Philanthropist and talk-show host, Oprah Winfrey, has finally let the word out on her newest pick for Oprah’s Book Club! Her self-titled “must-read” club can certainly be called a staple of American culture since she crafted and executed the idea in 1996.  Her first pick twenty-two years ago was The Deep End of the Ocean by Jacquelyn Mitchard, and her newest pick is An American Marriage by Tayari Jones. Since June, Oprah fans have been waiting with bated breath for this announcement, and she guarantees you will not be disappointed by this read!

 

book

Image Via Workman Publishing

 

An American Marriage is Jones’ fourth novel, and it follows two newlyweds: Roy and Celestial. After Roy is charged with a crime that he did not commit, he is thrown into prison for twelve years and his young wife is left alone and afraid.
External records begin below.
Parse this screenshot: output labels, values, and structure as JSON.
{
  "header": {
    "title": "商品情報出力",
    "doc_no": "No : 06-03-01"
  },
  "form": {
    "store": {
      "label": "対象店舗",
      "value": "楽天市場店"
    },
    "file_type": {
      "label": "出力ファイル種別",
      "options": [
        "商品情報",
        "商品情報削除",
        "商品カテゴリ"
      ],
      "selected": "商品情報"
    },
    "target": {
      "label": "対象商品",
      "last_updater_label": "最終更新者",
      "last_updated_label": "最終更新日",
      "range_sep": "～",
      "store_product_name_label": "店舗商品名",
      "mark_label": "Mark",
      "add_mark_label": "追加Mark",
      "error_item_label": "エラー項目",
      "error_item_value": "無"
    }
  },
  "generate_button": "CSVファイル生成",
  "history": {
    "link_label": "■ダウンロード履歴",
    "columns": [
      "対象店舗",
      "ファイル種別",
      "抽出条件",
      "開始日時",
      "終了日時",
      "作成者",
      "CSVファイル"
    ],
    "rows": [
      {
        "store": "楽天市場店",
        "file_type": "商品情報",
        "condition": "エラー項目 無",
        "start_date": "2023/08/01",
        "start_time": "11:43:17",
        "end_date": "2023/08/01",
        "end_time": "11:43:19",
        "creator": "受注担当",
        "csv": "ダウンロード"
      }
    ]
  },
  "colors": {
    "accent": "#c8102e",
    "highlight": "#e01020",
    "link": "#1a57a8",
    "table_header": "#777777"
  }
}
Celestial begins forming a close relationship with Roy’s old friend and best man, Andre, in an effort to find comfort during her suddenly dark days. Jones suggests that the novel is very much a love triangle, but also reimagines and redefines what we might think of as a traditional American love story. Jones also hopes that the novel will showcase the horrifying repercussions of what prison can do to a family and the loved ones left behind. 

 

tayari jones

Image Via USA Today

 

An American Marriage is published by Algonquin Books, and Tayari Jones remains a professor at Rutgers-Newark. In addition to fully endorsing Jones’ newest novel, Oprah intends to produce a film adaptation through her production company, Harpo Films. Oprah has nothing but praise and admiration for the novelist’s latest work, and completely insists that you will not be disappointed by the love triangle that ensues after a hiccup in the system sends an innocent man to prison. 

 

via GIPHY

 

Feature Image Via Oprah.com